* Activity *
Repeat each record below exactly, dropping the pictures.

* Records to process *
______

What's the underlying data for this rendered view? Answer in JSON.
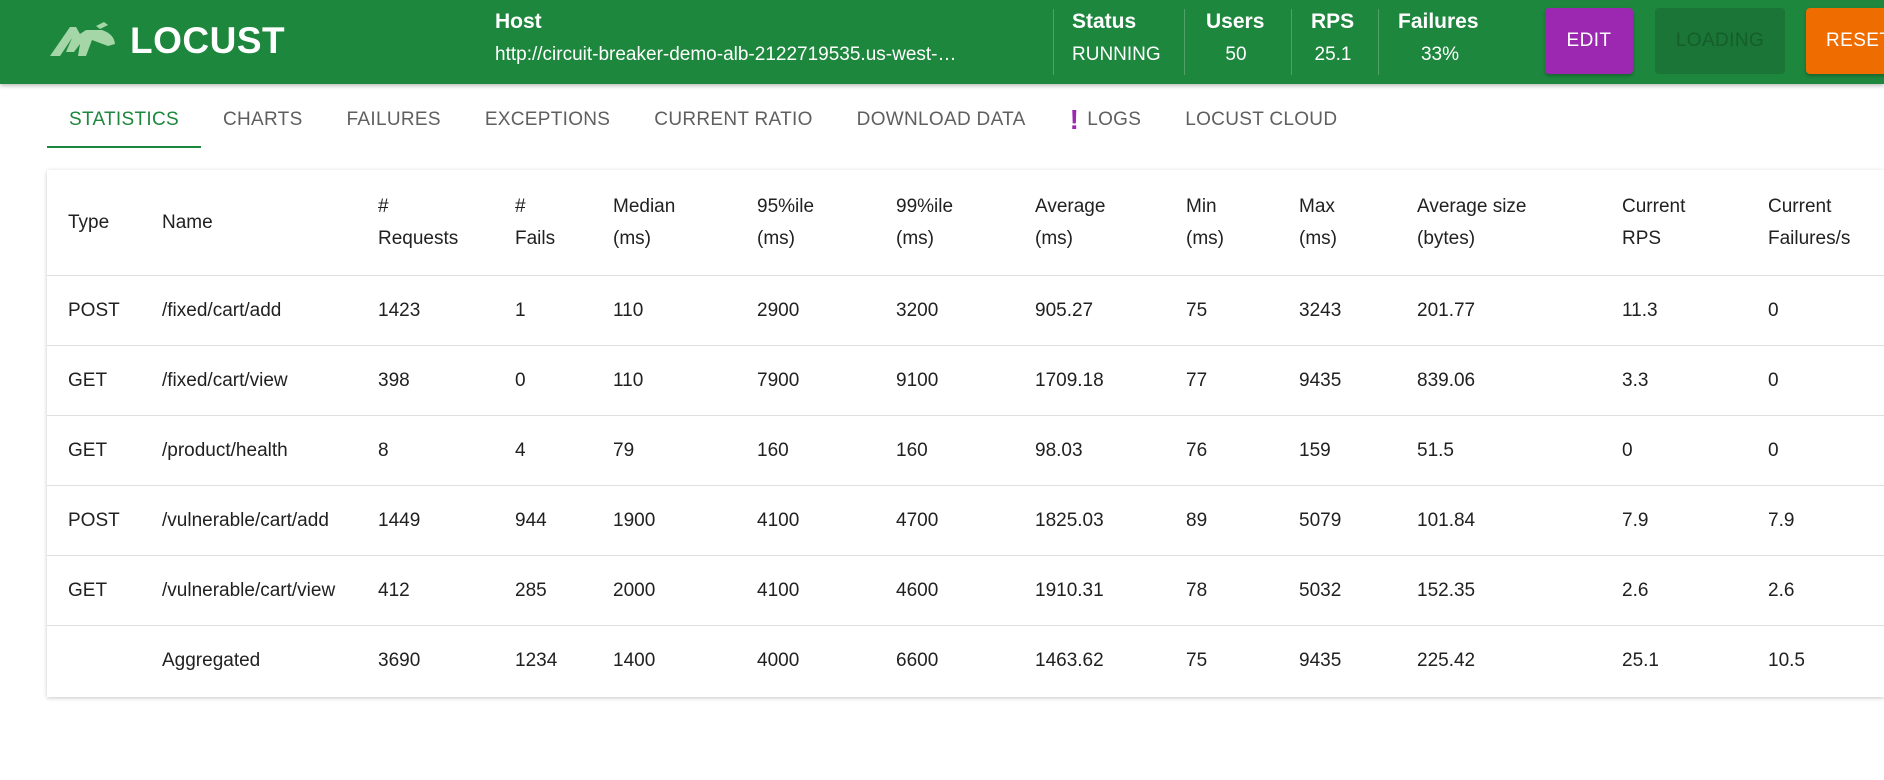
{
  "app": {
    "name": "LOCUST",
    "logo_icon": "locust-logo-icon"
  },
  "header": {
    "host": {
      "label": "Host",
      "value": "http://circuit-breaker-demo-alb-2122719535.us-west-…"
    },
    "status": {
      "label": "Status",
      "value": "RUNNING"
    },
    "users": {
      "label": "Users",
      "value": "50"
    },
    "rps": {
      "label": "RPS",
      "value": "25.1"
    },
    "failures": {
      "label": "Failures",
      "value": "33%"
    },
    "buttons": {
      "edit": "EDIT",
      "loading": "LOADING",
      "reset": "RESET"
    }
  },
  "tabs": [
    {
      "label": "STATISTICS",
      "active": true
    },
    {
      "label": "CHARTS"
    },
    {
      "label": "FAILURES"
    },
    {
      "label": "EXCEPTIONS"
    },
    {
      "label": "CURRENT RATIO"
    },
    {
      "label": "DOWNLOAD DATA"
    },
    {
      "label": "LOGS",
      "icon": "exclamation-icon"
    },
    {
      "label": "LOCUST CLOUD"
    }
  ],
  "table": {
    "columns": [
      [
        "Type"
      ],
      [
        "Name"
      ],
      [
        "#",
        "Requests"
      ],
      [
        "#",
        "Fails"
      ],
      [
        "Median",
        "(ms)"
      ],
      [
        "95%ile",
        "(ms)"
      ],
      [
        "99%ile",
        "(ms)"
      ],
      [
        "Average",
        "(ms)"
      ],
      [
        "Min",
        "(ms)"
      ],
      [
        "Max",
        "(ms)"
      ],
      [
        "Average size",
        "(bytes)"
      ],
      [
        "Current",
        "RPS"
      ],
      [
        "Current",
        "Failures/s"
      ]
    ],
    "rows": [
      [
        "POST",
        "/fixed/cart/add",
        "1423",
        "1",
        "110",
        "2900",
        "3200",
        "905.27",
        "75",
        "3243",
        "201.77",
        "11.3",
        "0"
      ],
      [
        "GET",
        "/fixed/cart/view",
        "398",
        "0",
        "110",
        "7900",
        "9100",
        "1709.18",
        "77",
        "9435",
        "839.06",
        "3.3",
        "0"
      ],
      [
        "GET",
        "/product/health",
        "8",
        "4",
        "79",
        "160",
        "160",
        "98.03",
        "76",
        "159",
        "51.5",
        "0",
        "0"
      ],
      [
        "POST",
        "/vulnerable/cart/add",
        "1449",
        "944",
        "1900",
        "4100",
        "4700",
        "1825.03",
        "89",
        "5079",
        "101.84",
        "7.9",
        "7.9"
      ],
      [
        "GET",
        "/vulnerable/cart/view",
        "412",
        "285",
        "2000",
        "4100",
        "4600",
        "1910.31",
        "78",
        "5032",
        "152.35",
        "2.6",
        "2.6"
      ],
      [
        "",
        "Aggregated",
        "3690",
        "1234",
        "1400",
        "4000",
        "6600",
        "1463.62",
        "75",
        "9435",
        "225.42",
        "25.1",
        "10.5"
      ]
    ]
  },
  "colors": {
    "navbar": "#1e873e",
    "edit_button": "#9c27b0",
    "reset_button": "#ef6c00",
    "active_tab": "#1e873e",
    "logs_warning": "#9c27b0"
  }
}
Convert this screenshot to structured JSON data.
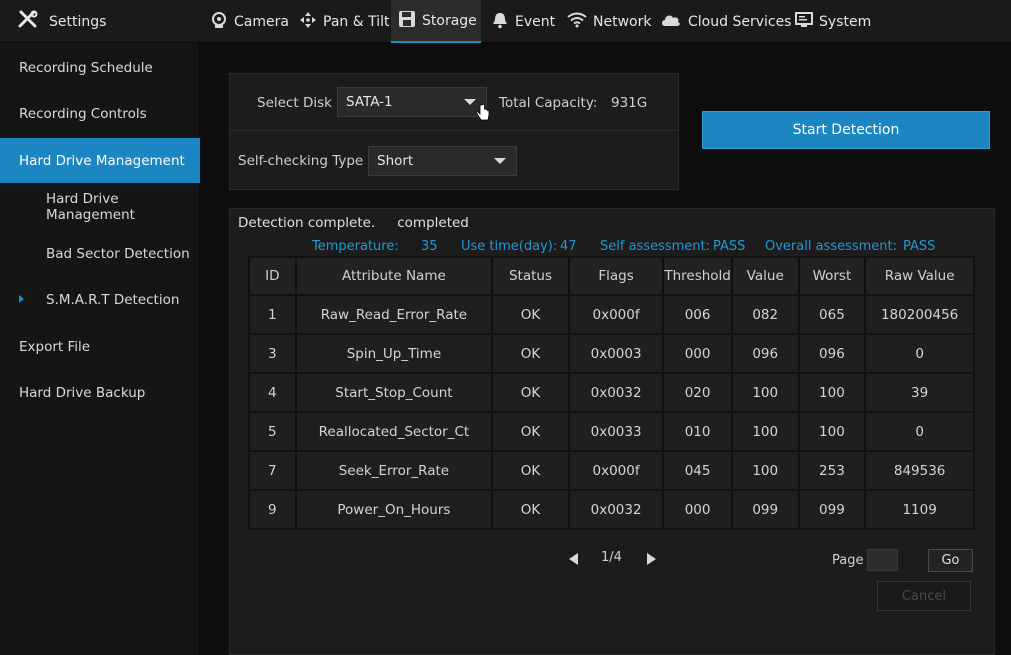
{
  "header": {
    "settings_label": "Settings",
    "tabs": [
      {
        "label": "Camera",
        "icon": "camera-icon"
      },
      {
        "label": "Pan & Tilt",
        "icon": "pan-tilt-icon"
      },
      {
        "label": "Storage",
        "icon": "storage-icon",
        "active": true
      },
      {
        "label": "Event",
        "icon": "bell-icon"
      },
      {
        "label": "Network",
        "icon": "wifi-icon"
      },
      {
        "label": "Cloud Services",
        "icon": "cloud-icon"
      },
      {
        "label": "System",
        "icon": "monitor-icon"
      }
    ]
  },
  "sidebar": {
    "items": [
      {
        "label": "Recording Schedule"
      },
      {
        "label": "Recording Controls"
      },
      {
        "label": "Hard Drive Management",
        "active": true
      },
      {
        "label": "Hard Drive Management"
      },
      {
        "label": "Bad Sector Detection"
      },
      {
        "label": "S.M.A.R.T Detection"
      },
      {
        "label": "Export File"
      },
      {
        "label": "Hard Drive Backup"
      }
    ]
  },
  "disk": {
    "select_disk_label": "Select Disk",
    "select_disk_value": "SATA-1",
    "total_capacity_label": "Total Capacity:",
    "total_capacity_value": "931G",
    "self_check_label": "Self-checking Type",
    "self_check_value": "Short",
    "start_button": "Start Detection"
  },
  "result": {
    "status_label": "Detection complete.",
    "status_value": "completed",
    "temperature_label": "Temperature:",
    "temperature_value": "35",
    "use_time_label": "Use time(day):",
    "use_time_value": "47",
    "self_assessment_label": "Self assessment:",
    "self_assessment_value": "PASS",
    "overall_assessment_label": "Overall assessment:",
    "overall_assessment_value": "PASS"
  },
  "table": {
    "headers": [
      "ID",
      "Attribute Name",
      "Status",
      "Flags",
      "Threshold",
      "Value",
      "Worst",
      "Raw Value"
    ],
    "rows": [
      [
        "1",
        "Raw_Read_Error_Rate",
        "OK",
        "0x000f",
        "006",
        "082",
        "065",
        "180200456"
      ],
      [
        "3",
        "Spin_Up_Time",
        "OK",
        "0x0003",
        "000",
        "096",
        "096",
        "0"
      ],
      [
        "4",
        "Start_Stop_Count",
        "OK",
        "0x0032",
        "020",
        "100",
        "100",
        "39"
      ],
      [
        "5",
        "Reallocated_Sector_Ct",
        "OK",
        "0x0033",
        "010",
        "100",
        "100",
        "0"
      ],
      [
        "7",
        "Seek_Error_Rate",
        "OK",
        "0x000f",
        "045",
        "100",
        "253",
        "849536"
      ],
      [
        "9",
        "Power_On_Hours",
        "OK",
        "0x0032",
        "000",
        "099",
        "099",
        "1109"
      ]
    ]
  },
  "pager": {
    "page_text": "1/4",
    "page_label": "Page",
    "page_input_value": "",
    "go_label": "Go",
    "cancel_label": "Cancel"
  },
  "colors": {
    "accent": "#1b86c2",
    "info_text": "#1f9ad6",
    "background": "#0e0e0e",
    "panel": "#1c1c1c"
  }
}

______

* Solution to this task *
What's the underlying data for this rendered view? Answer in JSON.
{
  "app": {
    "name": "LOCUST",
    "logo_icon": "locust-logo-icon"
  },
  "header": {
    "host": {
      "label": "Host",
      "value": "http://circuit-breaker-demo-alb-2122719535.us-west-…"
    },
    "status": {
      "label": "Status",
      "value": "RUNNING"
    },
    "users": {
      "label": "Users",
      "value": "50"
    },
    "rps": {
      "label": "RPS",
      "value": "25.1"
    },
    "failures": {
      "label": "Failures",
      "value": "33%"
    },
    "buttons": {
      "edit": "EDIT",
      "loading": "LOADING",
      "reset": "RESET"
    }
  },
  "tabs": [
    {
      "label": "STATISTICS",
      "active": true
    },
    {
      "label": "CHARTS"
    },
    {
      "label": "FAILURES"
    },
    {
      "label": "EXCEPTIONS"
    },
    {
      "label": "CURRENT RATIO"
    },
    {
      "label": "DOWNLOAD DATA"
    },
    {
      "label": "LOGS",
      "icon": "exclamation-icon"
    },
    {
      "label": "LOCUST CLOUD"
    }
  ],
  "table": {
    "columns": [
      [
        "Type"
      ],
      [
        "Name"
      ],
      [
        "#",
        "Requests"
      ],
      [
        "#",
        "Fails"
      ],
      [
        "Median",
        "(ms)"
      ],
      [
        "95%ile",
        "(ms)"
      ],
      [
        "99%ile",
        "(ms)"
      ],
      [
        "Average",
        "(ms)"
      ],
      [
        "Min",
        "(ms)"
      ],
      [
        "Max",
        "(ms)"
      ],
      [
        "Average size",
        "(bytes)"
      ],
      [
        "Current",
        "RPS"
      ],
      [
        "Current",
        "Failures/s"
      ]
    ],
    "rows": [
      [
        "POST",
        "/fixed/cart/add",
        "1423",
        "1",
        "110",
        "2900",
        "3200",
        "905.27",
        "75",
        "3243",
        "201.77",
        "11.3",
        "0"
      ],
      [
        "GET",
        "/fixed/cart/view",
        "398",
        "0",
        "110",
        "7900",
        "9100",
        "1709.18",
        "77",
        "9435",
        "839.06",
        "3.3",
        "0"
      ],
      [
        "GET",
        "/product/health",
        "8",
        "4",
        "79",
        "160",
        "160",
        "98.03",
        "76",
        "159",
        "51.5",
        "0",
        "0"
      ],
      [
        "POST",
        "/vulnerable/cart/add",
        "1449",
        "944",
        "1900",
        "4100",
        "4700",
        "1825.03",
        "89",
        "5079",
        "101.84",
        "7.9",
        "7.9"
      ],
      [
        "GET",
        "/vulnerable/cart/view",
        "412",
        "285",
        "2000",
        "4100",
        "4600",
        "1910.31",
        "78",
        "5032",
        "152.35",
        "2.6",
        "2.6"
      ],
      [
        "",
        "Aggregated",
        "3690",
        "1234",
        "1400",
        "4000",
        "6600",
        "1463.62",
        "75",
        "9435",
        "225.42",
        "25.1",
        "10.5"
      ]
    ]
  },
  "colors": {
    "navbar": "#1e873e",
    "edit_button": "#9c27b0",
    "reset_button": "#ef6c00",
    "active_tab": "#1e873e",
    "logs_warning": "#9c27b0"
  }
}
Convert this screenshot to structured JSON data.
{
  "header": {
    "settings_label": "Settings",
    "tabs": [
      {
        "label": "Camera",
        "icon": "camera-icon"
      },
      {
        "label": "Pan & Tilt",
        "icon": "pan-tilt-icon"
      },
      {
        "label": "Storage",
        "icon": "storage-icon",
        "active": true
      },
      {
        "label": "Event",
        "icon": "bell-icon"
      },
      {
        "label": "Network",
        "icon": "wifi-icon"
      },
      {
        "label": "Cloud Services",
        "icon": "cloud-icon"
      },
      {
        "label": "System",
        "icon": "monitor-icon"
      }
    ]
  },
  "sidebar": {
    "items": [
      {
        "label": "Recording Schedule"
      },
      {
        "label": "Recording Controls"
      },
      {
        "label": "Hard Drive Management",
        "active": true
      },
      {
        "label": "Hard Drive Management"
      },
      {
        "label": "Bad Sector Detection"
      },
      {
        "label": "S.M.A.R.T Detection"
      },
      {
        "label": "Export File"
      },
      {
        "label": "Hard Drive Backup"
      }
    ]
  },
  "disk": {
    "select_disk_label": "Select Disk",
    "select_disk_value": "SATA-1",
    "total_capacity_label": "Total Capacity:",
    "total_capacity_value": "931G",
    "self_check_label": "Self-checking Type",
    "self_check_value": "Short",
    "start_button": "Start Detection"
  },
  "result": {
    "status_label": "Detection complete.",
    "status_value": "completed",
    "temperature_label": "Temperature:",
    "temperature_value": "35",
    "use_time_label": "Use time(day):",
    "use_time_value": "47",
    "self_assessment_label": "Self assessment:",
    "self_assessment_value": "PASS",
    "overall_assessment_label": "Overall assessment:",
    "overall_assessment_value": "PASS"
  },
  "table": {
    "headers": [
      "ID",
      "Attribute Name",
      "Status",
      "Flags",
      "Threshold",
      "Value",
      "Worst",
      "Raw Value"
    ],
    "rows": [
      [
        "1",
        "Raw_Read_Error_Rate",
        "OK",
        "0x000f",
        "006",
        "082",
        "065",
        "180200456"
      ],
      [
        "3",
        "Spin_Up_Time",
        "OK",
        "0x0003",
        "000",
        "096",
        "096",
        "0"
      ],
      [
        "4",
        "Start_Stop_Count",
        "OK",
        "0x0032",
        "020",
        "100",
        "100",
        "39"
      ],
      [
        "5",
        "Reallocated_Sector_Ct",
        "OK",
        "0x0033",
        "010",
        "100",
        "100",
        "0"
      ],
      [
        "7",
        "Seek_Error_Rate",
        "OK",
        "0x000f",
        "045",
        "100",
        "253",
        "849536"
      ],
      [
        "9",
        "Power_On_Hours",
        "OK",
        "0x0032",
        "000",
        "099",
        "099",
        "1109"
      ]
    ]
  },
  "pager": {
    "page_text": "1/4",
    "page_label": "Page",
    "page_input_value": "",
    "go_label": "Go",
    "cancel_label": "Cancel"
  },
  "colors": {
    "accent": "#1b86c2",
    "info_text": "#1f9ad6",
    "background": "#0e0e0e",
    "panel": "#1c1c1c"
  }
}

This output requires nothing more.